On May 8th, 2002, the government seized Padilla on American soil on allegations, but not formal charges, of terrorism. George Bush ordered the military to take custody of Padilla as an "enemy combatant" in the June 9, 2002 Presidential Order to Secretary of Defense Donald Rumsfeld, which said:
"I, GEORGE W. BUSH, as President of the United States and Commander in Chief of the U.S. armed forces, hereby DETERMINE for the United States of America that...Jose Padilla, who is under the control of the Department of Justice and who is a U.S. citizen, is, and at the time he entered the United States in May 2002 was, an enemy combatant...you are directed to receive Mr. Padilla from the Department of Justice and to detain him as an enemy combatant. "

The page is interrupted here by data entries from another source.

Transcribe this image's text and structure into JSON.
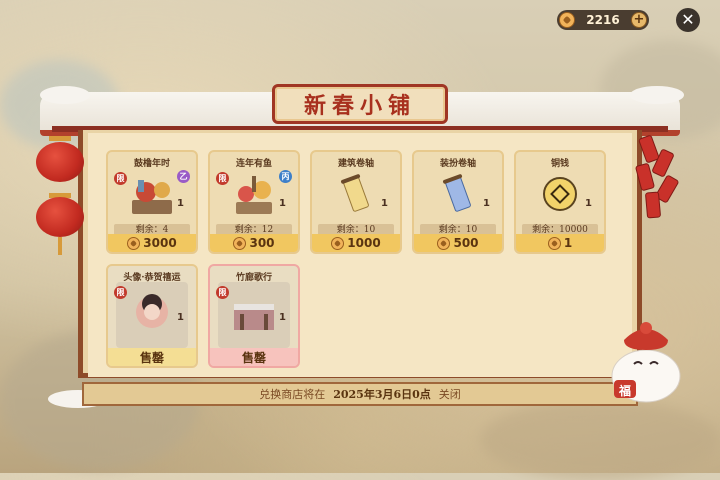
{
  "currency": {
    "amount": "2216",
    "icon": "coin-icon"
  },
  "shop": {
    "title": "新春小铺"
  },
  "items": [
    {
      "name": "鼓橹年时",
      "qty": "1",
      "remain": "剩余：4",
      "price": "3000",
      "limited": "限",
      "tag": "乙"
    },
    {
      "name": "连年有鱼",
      "qty": "1",
      "remain": "剩余：12",
      "price": "300",
      "limited": "限",
      "tag": "丙"
    },
    {
      "name": "建筑卷轴",
      "qty": "1",
      "remain": "剩余：10",
      "price": "1000"
    },
    {
      "name": "装扮卷轴",
      "qty": "1",
      "remain": "剩余：10",
      "price": "500"
    },
    {
      "name": "铜钱",
      "qty": "1",
      "remain": "剩余：10000",
      "price": "1"
    }
  ],
  "sold_items": [
    {
      "name": "头像·恭贺禧运",
      "qty": "1",
      "status": "售罄",
      "limited": "限"
    },
    {
      "name": "竹廊歌行",
      "qty": "1",
      "status": "售罄",
      "limited": "限"
    }
  ],
  "footer": {
    "prefix": "兑换商店将在",
    "date": "2025年3月6日0点",
    "suffix": "关闭"
  },
  "mascot": {
    "sign": "福"
  },
  "colors": {
    "accent": "#a8301e",
    "price_bg": "#f1c760",
    "frame": "#8e4b29"
  }
}
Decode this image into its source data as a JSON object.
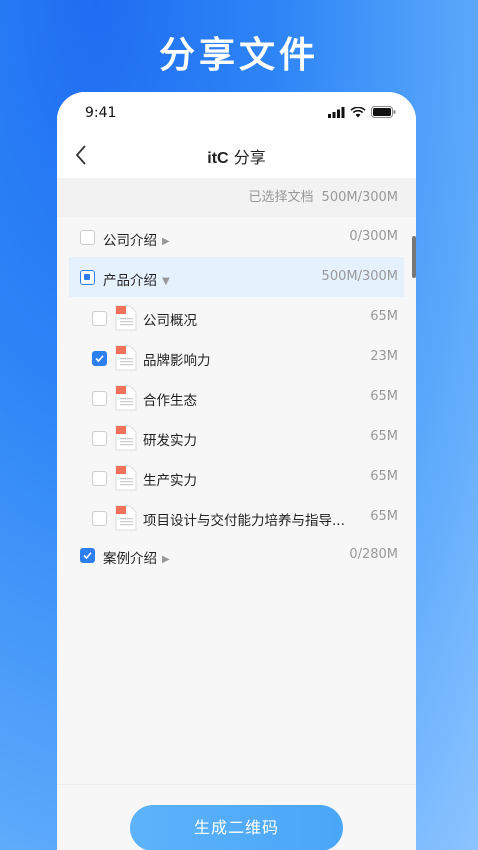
{
  "hero": {
    "title": "分享文件"
  },
  "status_bar": {
    "time": "9:41"
  },
  "nav": {
    "brand": "itC",
    "title": "分享"
  },
  "summary": {
    "label": "已选择文档",
    "value": "500M/300M"
  },
  "folders": [
    {
      "name": "公司介绍",
      "size": "0/300M",
      "state": "unchecked",
      "expanded": false
    },
    {
      "name": "产品介绍",
      "size": "500M/300M",
      "state": "partial",
      "expanded": true
    },
    {
      "name": "案例介绍",
      "size": "0/280M",
      "state": "checked",
      "expanded": false
    }
  ],
  "files": [
    {
      "name": "公司概况",
      "size": "65M",
      "checked": false
    },
    {
      "name": "品牌影响力",
      "size": "23M",
      "checked": true
    },
    {
      "name": "合作生态",
      "size": "65M",
      "checked": false
    },
    {
      "name": "研发实力",
      "size": "65M",
      "checked": false
    },
    {
      "name": "生产实力",
      "size": "65M",
      "checked": false
    },
    {
      "name": "项目设计与交付能力培养与指导...",
      "size": "65M",
      "checked": false
    }
  ],
  "actions": {
    "generate_label": "生成二维码"
  },
  "colors": {
    "accent": "#2d7ff0",
    "button": "#4aa6f8"
  }
}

In military detention, Padilla was made to sleep on a metal cot, subjected to hooding, stress positions, assaults, threats of imminent execution, and the administration of “truth serums,” according to his lawyer. Padilla was not even allowed a lawyer until two years after his arrest. When the government released him to the civilian courts 3-and-a-half years later, Padilla was docile, and did little to assist in his own defense. The charges against him bore no resemblance to the original allegations.
The CIA tapes involve the most audacious of the administration's many audacious extensions of Executive power: the power to lock up Americans indefinitely without a trial. If the public were ever to understand this clearly, and internalize the implications, there could be calls for impeachment from both the left and right.
Homeland Security Director Michael Chertoff's recent, curiously-timed musings that the next terror threat might be "homegrown" makes it seem that they are already spinning us to view the enemy as ourselves. This is damage control, in case Americans ever rise in outrage at the treatment of Padilla who, innocent or guilty, was presumed guilty from the start, against the most fundamental guarantee of American law.
New battle lines are appearing. We are seeing the emergence of what may be called "Constitutionalist" versus "corporatist" forces, and of alliances which cut across party lines. Unlikely allies such as Pat Buchanan and Naomi Wolf, Republicans like Bruce Fein, Ron Paul, and Democrat Dennis Kucinich are aligned on one side, and the money-machine candidates like Hillary and Giuliani are aligned on the other. The money-machines will spar on social issues, but never say a word about the subversion of our rights taking place before our very eyes.
At Iwo Jima the American death rate was a man per minute for the first 60 hours of the assault, about 3600 men dead in less than three days. At Omaha Beach, Normandy, the death rate was even more appalling. In both instances, we fought against forms of government in which you could be swept off the street, kept in secret, tortured, and either released or held indefinitely according to the whims of the government.
Thomas Paine said "These are the times that try men's souls." We must see the danger clearly, or else, rich, poor, conservative, liberal, powerful, ordinary, we relinquish forever those rights which have defined us as American.